This was really one of those moments when you see something that you read about in the history books, and is now right in front of you.
I really did try getting an image of her from the corner of the hanger but just could not get it right.
The Spitfire in the image is quite an interesting one too, as it was the end result of a TV Program called James May’s Toys. In this particular episode James May and his helpers successfully constructed a 1-1 replica of an Airfix model of a Spitfire. The pieces were built out of out of fibreglass. Unfortunately the fibreglass pieces couldn’t support their own weight without internal supports, which were added to ensure it would be strong enough so that it did not collapse.
There is a display of German rockets and missiles, and the V1 was of interest, although I have not been able to find out whether this is the real thing, or a replica. Behind the V1 is a V2, and the dayglo aircraft to the left is a Boulton Paul Balliol T21 advanced trainer.
There were a number of smaller aircraft scattered around the hanger, and these range from a Chipmunk,
To a de Havilland Devon,
To a Trans Antarctic Expedition branded Auster T7 that was fitted with skis for the 1956 Commonwealth Trans-Antarctic Expedition led by Dr Vivian Fuchs. It was known as the Auster Antarctic.
It was getting late and time was marching. I had two more places to visit, and these were a Lockheed Hercules C130 MK3 that was parked outside and close to the hanger.
and the Bristol Britannia 310 close to the visitors centre.
And then we were done.
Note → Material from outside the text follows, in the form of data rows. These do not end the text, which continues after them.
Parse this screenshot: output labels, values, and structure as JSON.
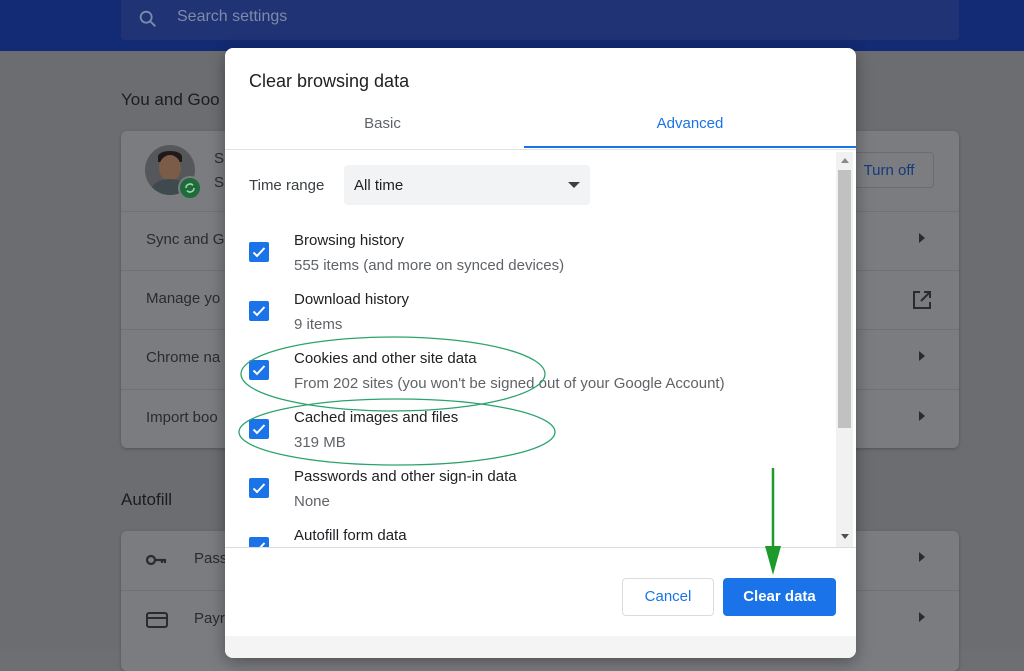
{
  "search": {
    "placeholder": "Search settings"
  },
  "background": {
    "section_you": "You and Goo",
    "profile_initial": "S",
    "turn_off": "Turn off",
    "rows": [
      {
        "label": "Sync and G"
      },
      {
        "label": "Manage yo"
      },
      {
        "label": "Chrome na"
      },
      {
        "label": "Import boo"
      }
    ],
    "section_autofill": "Autofill",
    "autofill_rows": [
      {
        "label": "Pass"
      },
      {
        "label": "Payr"
      }
    ]
  },
  "dialog": {
    "title": "Clear browsing data",
    "tabs": [
      {
        "label": "Basic",
        "active": false
      },
      {
        "label": "Advanced",
        "active": true
      }
    ],
    "time_range": {
      "label": "Time range",
      "value": "All time"
    },
    "items": [
      {
        "title": "Browsing history",
        "subtitle": "555 items (and more on synced devices)",
        "checked": true
      },
      {
        "title": "Download history",
        "subtitle": "9 items",
        "checked": true
      },
      {
        "title": "Cookies and other site data",
        "subtitle": "From 202 sites (you won't be signed out of your Google Account)",
        "checked": true
      },
      {
        "title": "Cached images and files",
        "subtitle": "319 MB",
        "checked": true
      },
      {
        "title": "Passwords and other sign-in data",
        "subtitle": "None",
        "checked": true
      },
      {
        "title": "Autofill form data",
        "subtitle": "",
        "checked": true
      }
    ],
    "buttons": {
      "cancel": "Cancel",
      "clear": "Clear data"
    }
  },
  "colors": {
    "accent": "#1a73e8",
    "annotation": "#2aa36b",
    "arrow": "#1d9a2a"
  }
}
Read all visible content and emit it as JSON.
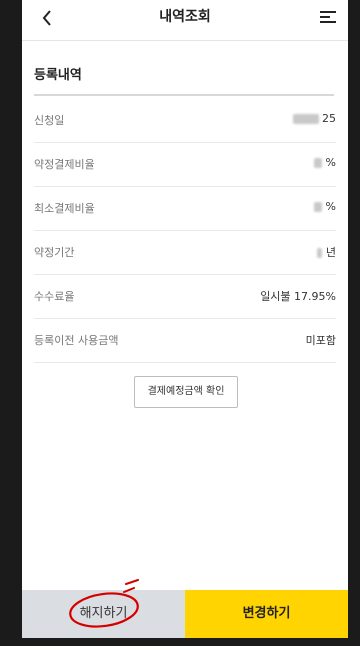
{
  "header": {
    "title": "내역조회"
  },
  "section": {
    "title": "등록내역"
  },
  "rows": [
    {
      "label": "신청일",
      "value": "25"
    },
    {
      "label": "약정결제비율",
      "value": "%"
    },
    {
      "label": "최소결제비율",
      "value": "%"
    },
    {
      "label": "약정기간",
      "value": "년"
    },
    {
      "label": "수수료율",
      "value": "일시불 17.95%"
    },
    {
      "label": "등록이전 사용금액",
      "value": "미포함"
    }
  ],
  "confirm_button": {
    "label": "결제예정금액 확인"
  },
  "bottom": {
    "cancel_label": "해지하기",
    "change_label": "변경하기"
  },
  "colors": {
    "accent": "#ffd400",
    "secondary_bg": "#dadde2",
    "annotation": "#d40000"
  }
}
There are a few aircraft that I have not shown here, and of course my images are very variable because of differing light conditions or angles that I was forced to use.
As for the munchkins? well, they are an irritation, however, it was nice to see children being enthusiastic about what they were doing, sprawled on the floor scribbling furiously on paper, or sitting quietly at tables concentrating on some task that had been handed to them. They were all of an age where everything is a new discovery, and probably very few will remember this visit when they are older. However, inside those developing minds may be a pilot, or an engineer, or maybe a designer of the new supersonic airliner. You can never tell with children.
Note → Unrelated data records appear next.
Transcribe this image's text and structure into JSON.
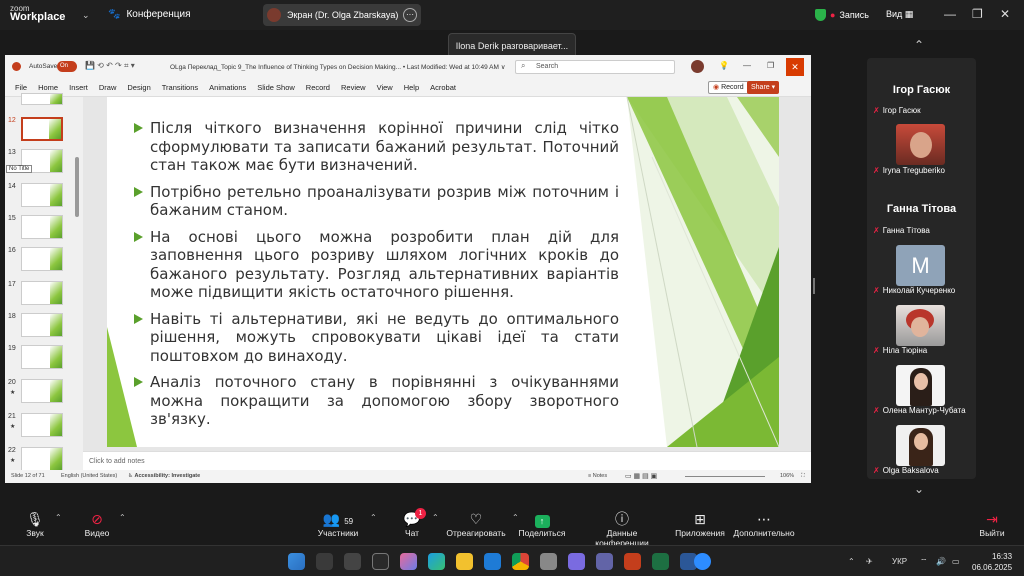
{
  "app": {
    "logo_top": "zoom",
    "logo_bottom": "Workplace",
    "conference": "Конференция",
    "share_label": "Экран (Dr. Olga Zbarskaya)",
    "recording": "Запись",
    "view": "Вид",
    "speaking_toast": "Ilona Derik разговаривает..."
  },
  "ppt": {
    "autosave": "AutoSave",
    "toggle": "On",
    "doc_title": "OLga Переклад_Topic 9_The Influence of Thinking Types on Decision Making...  •  Last Modified: Wed at 10:49 AM ∨",
    "search_placeholder": "Search",
    "menu": [
      "File",
      "Home",
      "Insert",
      "Draw",
      "Design",
      "Transitions",
      "Animations",
      "Slide Show",
      "Record",
      "Review",
      "View",
      "Help",
      "Acrobat"
    ],
    "record_btn": "Record",
    "share_btn": "Share",
    "thumb_numbers": [
      "12",
      "13",
      "14",
      "15",
      "16",
      "17",
      "18",
      "19",
      "20",
      "21",
      "22"
    ],
    "thumb_tooltip": "No Title",
    "notes_placeholder": "Click to add notes",
    "status_slide": "Slide 12 of 71",
    "status_lang": "English (United States)",
    "status_access": "Accessibility: Investigate",
    "status_notes": "Notes",
    "status_zoom": "106%"
  },
  "slide": {
    "bullets": [
      "Після чіткого визначення корінної причини слід чітко сформулювати та записати бажаний результат. Поточний стан також має бути визначений.",
      "Потрібно ретельно проаналізувати розрив між поточним і бажаним станом.",
      "На основі цього можна розробити план дій для заповнення цього розриву шляхом логічних кроків до бажаного результату. Розгляд альтернативних варіантів може підвищити якість остаточного рішення.",
      "Навіть ті альтернативи, які не ведуть до оптимального рішення, можуть спровокувати цікаві ідеї та стати поштовхом до винаходу.",
      "Аналіз поточного стану в порівнянні з очікуваннями можна покращити за допомогою збору зворотного зв'язку."
    ]
  },
  "participants": {
    "name1": "Ігор Гасюк",
    "label1": "Ігор Гасюк",
    "label2": "Iryna Treguberiko",
    "name2": "Ганна Тітова",
    "label3": "Ганна Тітова",
    "avatar_letter": "M",
    "label4": "Николай Кучеренко",
    "label5": "Ніла Тюріна",
    "label6": "Олена Мантур-Чубата",
    "label7": "Olga Baksalova"
  },
  "toolbar": {
    "sound": "Звук",
    "video": "Видео",
    "participants": "Участники",
    "participants_count": "59",
    "chat": "Чат",
    "chat_badge": "1",
    "react": "Отреагировать",
    "share": "Поделиться",
    "info": "Данные конференции",
    "apps": "Приложения",
    "more": "Дополнительно",
    "exit": "Выйти"
  },
  "taskbar": {
    "lang": "УКР",
    "time": "16:33",
    "date": "06.06.2025"
  },
  "colors": {
    "accent_green": "#5aa02c",
    "ppt_red": "#c43e1c",
    "zoom_green": "#1bb05c"
  }
}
The museum is wonderful, although the food does tend to be expensive, and the shop has an excellent selection of goodies. My only gripe is about how difficult it can be to see an aircraft in its entirety. But, a good day was had, and old friends were seen “in the skin”. It never ceases to amaze me how different some aircraft are in real life compared to pictures, those V Bombers were probably one of four highlights, the others being the Catalina, the Casa and the Comet.
Maybe one day I will return, but if I never do at least this blogpost will serve as a reminder.
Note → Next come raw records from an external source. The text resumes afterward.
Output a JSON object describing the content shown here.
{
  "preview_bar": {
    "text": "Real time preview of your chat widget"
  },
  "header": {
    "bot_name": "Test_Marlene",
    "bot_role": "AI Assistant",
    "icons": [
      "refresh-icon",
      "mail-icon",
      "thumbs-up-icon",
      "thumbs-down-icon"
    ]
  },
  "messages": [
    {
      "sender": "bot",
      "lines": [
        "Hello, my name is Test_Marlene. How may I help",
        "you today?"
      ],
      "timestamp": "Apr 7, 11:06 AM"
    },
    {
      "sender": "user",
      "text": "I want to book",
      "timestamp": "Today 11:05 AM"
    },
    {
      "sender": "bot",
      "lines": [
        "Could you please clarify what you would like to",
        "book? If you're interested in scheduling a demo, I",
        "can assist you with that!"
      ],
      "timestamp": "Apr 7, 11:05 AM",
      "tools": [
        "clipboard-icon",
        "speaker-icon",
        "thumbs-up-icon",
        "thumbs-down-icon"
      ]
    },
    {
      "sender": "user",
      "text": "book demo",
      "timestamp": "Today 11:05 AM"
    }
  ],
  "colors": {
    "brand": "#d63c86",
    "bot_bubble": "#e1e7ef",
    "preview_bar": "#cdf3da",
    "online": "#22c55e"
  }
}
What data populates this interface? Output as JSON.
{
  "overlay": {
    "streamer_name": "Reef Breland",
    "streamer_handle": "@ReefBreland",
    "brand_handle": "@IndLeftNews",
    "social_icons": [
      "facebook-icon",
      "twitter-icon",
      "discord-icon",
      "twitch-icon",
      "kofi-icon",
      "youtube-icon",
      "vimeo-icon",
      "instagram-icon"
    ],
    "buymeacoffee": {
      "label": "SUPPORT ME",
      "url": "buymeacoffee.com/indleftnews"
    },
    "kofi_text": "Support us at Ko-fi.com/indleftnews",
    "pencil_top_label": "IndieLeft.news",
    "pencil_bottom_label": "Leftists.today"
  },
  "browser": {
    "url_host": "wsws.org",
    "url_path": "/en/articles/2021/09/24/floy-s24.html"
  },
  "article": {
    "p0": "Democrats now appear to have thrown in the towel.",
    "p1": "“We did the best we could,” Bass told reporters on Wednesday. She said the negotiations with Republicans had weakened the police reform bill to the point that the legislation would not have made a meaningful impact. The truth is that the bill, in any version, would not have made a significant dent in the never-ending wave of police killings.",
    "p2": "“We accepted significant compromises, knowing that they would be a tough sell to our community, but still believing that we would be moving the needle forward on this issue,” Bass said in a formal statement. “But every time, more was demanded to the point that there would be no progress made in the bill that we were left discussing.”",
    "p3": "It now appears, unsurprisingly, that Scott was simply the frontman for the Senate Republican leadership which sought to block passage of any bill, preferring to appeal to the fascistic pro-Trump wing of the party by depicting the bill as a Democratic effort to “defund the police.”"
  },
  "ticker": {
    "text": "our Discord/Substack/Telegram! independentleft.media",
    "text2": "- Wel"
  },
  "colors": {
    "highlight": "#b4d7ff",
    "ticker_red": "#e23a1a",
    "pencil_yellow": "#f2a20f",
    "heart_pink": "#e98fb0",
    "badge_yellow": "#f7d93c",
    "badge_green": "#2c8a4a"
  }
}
© DRW 2015-2018, created 29/03/2015, images migrated 29/03/2016